Cyanobacteria & Cyanotoxins
Aquatic microscopic algae and cyanobacteria (blue-green algae) occur naturally in most surface waters, however certain nutrient and temperature conditions can lead them to rapidly multiply, leading to “blooms.” Under certain conditions, some species of cyanobacteria can produce toxic secondary metabolites or cyanotoxins, which may pose health risks to humans and animals. Even when algae is not toxic, it can produce unpleasant tastes and odors.
Cyanobacteria continue to be one of the most problematic organisms in our fresh water systems—with nearly a third of the United States reporting blooms. Without clear guidance or consensus regulations in place, many utilities struggle with responding to events. Since 1994, WRF has completed more than 30 research projects on these microscopic organisms and the cyanotoxins they produce, helping facilities detect, monitor, and manage these nuisance organisms—as well as communicate with the public.
Understanding Cyanotoxins & Cyanobacteria
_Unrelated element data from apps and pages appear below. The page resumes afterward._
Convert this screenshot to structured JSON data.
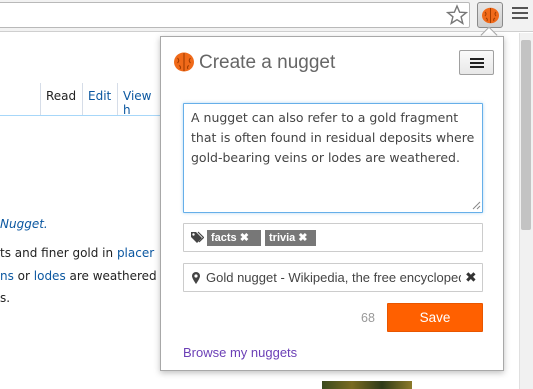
{
  "popup": {
    "title": "Create a nugget",
    "note_text": "A nugget can also refer to a gold fragment that is often found in residual deposits where gold-bearing veins or lodes are weathered.",
    "tags": [
      {
        "label": "facts"
      },
      {
        "label": "trivia"
      }
    ],
    "tag_remove_glyph": "✖",
    "source": "Gold nugget - Wikipedia, the free encyclopedia",
    "source_remove_glyph": "✖",
    "char_count": "68",
    "save_label": "Save",
    "browse_link": "Browse my nuggets",
    "accent_color": "#ff6000",
    "link_color": "#6b3fb6"
  },
  "wiki": {
    "tabs": {
      "read": "Read",
      "edit": "Edit",
      "view": "View h"
    },
    "line1": "Nugget.",
    "line2_a": "ts and finer gold in ",
    "line2_link": "placer",
    "line3_link_a": "ns",
    "line3_mid": " or ",
    "line3_link_b": "lodes",
    "line3_end": " are weathered",
    "line4": "s.",
    "link_color": "#0b57a0"
  },
  "icons": {
    "star": "star-icon",
    "extension": "brain-icon",
    "menu": "hamburger-icon",
    "tag": "tag-icon",
    "location": "map-pin-icon"
  }
}
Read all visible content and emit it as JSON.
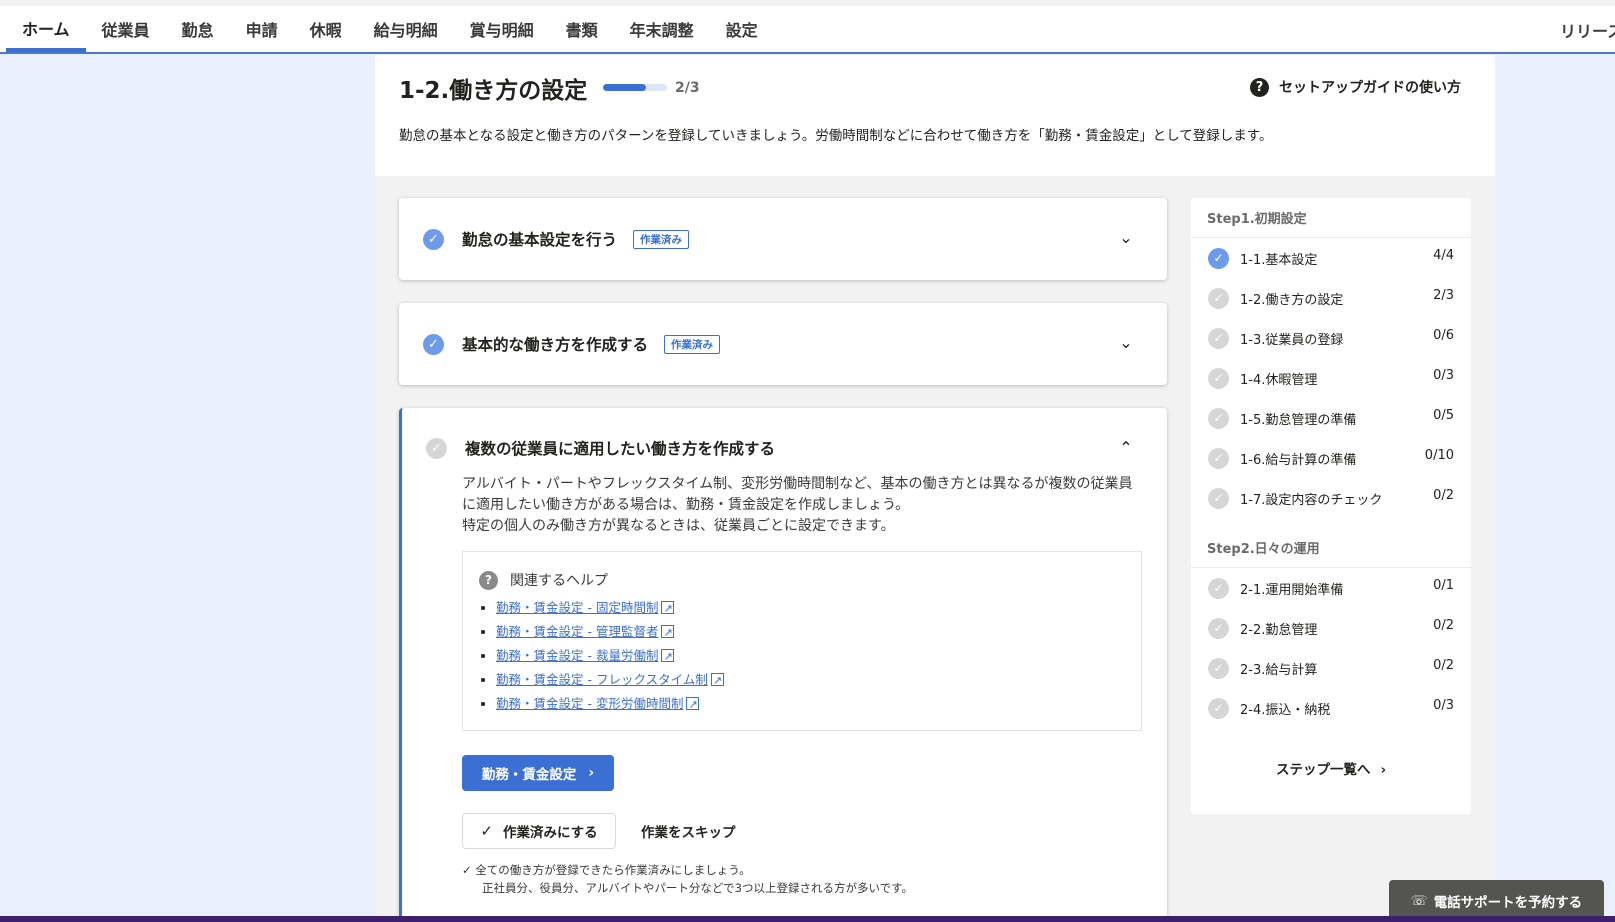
{
  "nav": {
    "items": [
      "ホーム",
      "従業員",
      "勤怠",
      "申請",
      "休暇",
      "給与明細",
      "賞与明細",
      "書類",
      "年末調整",
      "設定"
    ],
    "release": "リリース"
  },
  "header": {
    "title": "1-2.働き方の設定",
    "progress_text": "2/3",
    "progress_fraction": 0.67,
    "guide_label": "セットアップガイドの使い方",
    "description": "勤怠の基本となる設定と働き方のパターンを登録していきましょう。労働時間制などに合わせて働き方を「勤務・賃金設定」として登録します。"
  },
  "cards": [
    {
      "title": "勤怠の基本設定を行う",
      "badge": "作業済み"
    },
    {
      "title": "基本的な働き方を作成する",
      "badge": "作業済み"
    },
    {
      "title": "複数の従業員に適用したい働き方を作成する",
      "body1": "アルバイト・パートやフレックスタイム制、変形労働時間制など、基本の働き方とは異なるが複数の従業員",
      "body2": "に適用したい働き方がある場合は、勤務・賃金設定を作成しましょう。",
      "body3": "特定の個人のみ働き方が異なるときは、従業員ごとに設定できます。",
      "help_title": "関連するヘルプ",
      "help_links": [
        "勤務・賃金設定 - 固定時間制",
        "勤務・賃金設定 - 管理監督者",
        "勤務・賃金設定 - 裁量労働制",
        "勤務・賃金設定 - フレックスタイム制",
        "勤務・賃金設定 - 変形労働時間制"
      ],
      "primary_button": "勤務・賃金設定",
      "done_button": "作業済みにする",
      "skip_button": "作業をスキップ",
      "note1": "全ての働き方が登録できたら作業済みにしましょう。",
      "note2": "正社員分、役員分、アルバイトやパート分などで3つ以上登録される方が多いです。"
    }
  ],
  "sidebar": {
    "step1_title": "Step1.初期設定",
    "step1_items": [
      {
        "label": "1-1.基本設定",
        "count": "4/4"
      },
      {
        "label": "1-2.働き方の設定",
        "count": "2/3"
      },
      {
        "label": "1-3.従業員の登録",
        "count": "0/6"
      },
      {
        "label": "1-4.休暇管理",
        "count": "0/3"
      },
      {
        "label": "1-5.勤怠管理の準備",
        "count": "0/5"
      },
      {
        "label": "1-6.給与計算の準備",
        "count": "0/10"
      },
      {
        "label": "1-7.設定内容のチェック",
        "count": "0/2"
      }
    ],
    "step2_title": "Step2.日々の運用",
    "step2_items": [
      {
        "label": "2-1.運用開始準備",
        "count": "0/1"
      },
      {
        "label": "2-2.勤怠管理",
        "count": "0/2"
      },
      {
        "label": "2-3.給与計算",
        "count": "0/2"
      },
      {
        "label": "2-4.振込・納税",
        "count": "0/3"
      }
    ],
    "all_steps": "ステップ一覧へ"
  },
  "phone_button": "電話サポートを予約する",
  "colors": {
    "accent": "#3b6fd4",
    "check_done": "#6d9aeb",
    "check_pending": "#d6d6d6"
  }
}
Cyanobacteria and their pervasiveness in recreational and drinking water sources are a significant challenge for water utilities worldwide. This video provides information on the science behind cyanobacteria and cyanotoxins and a utility perspective on the latest in source water protection, monitoring, detection, and treatment.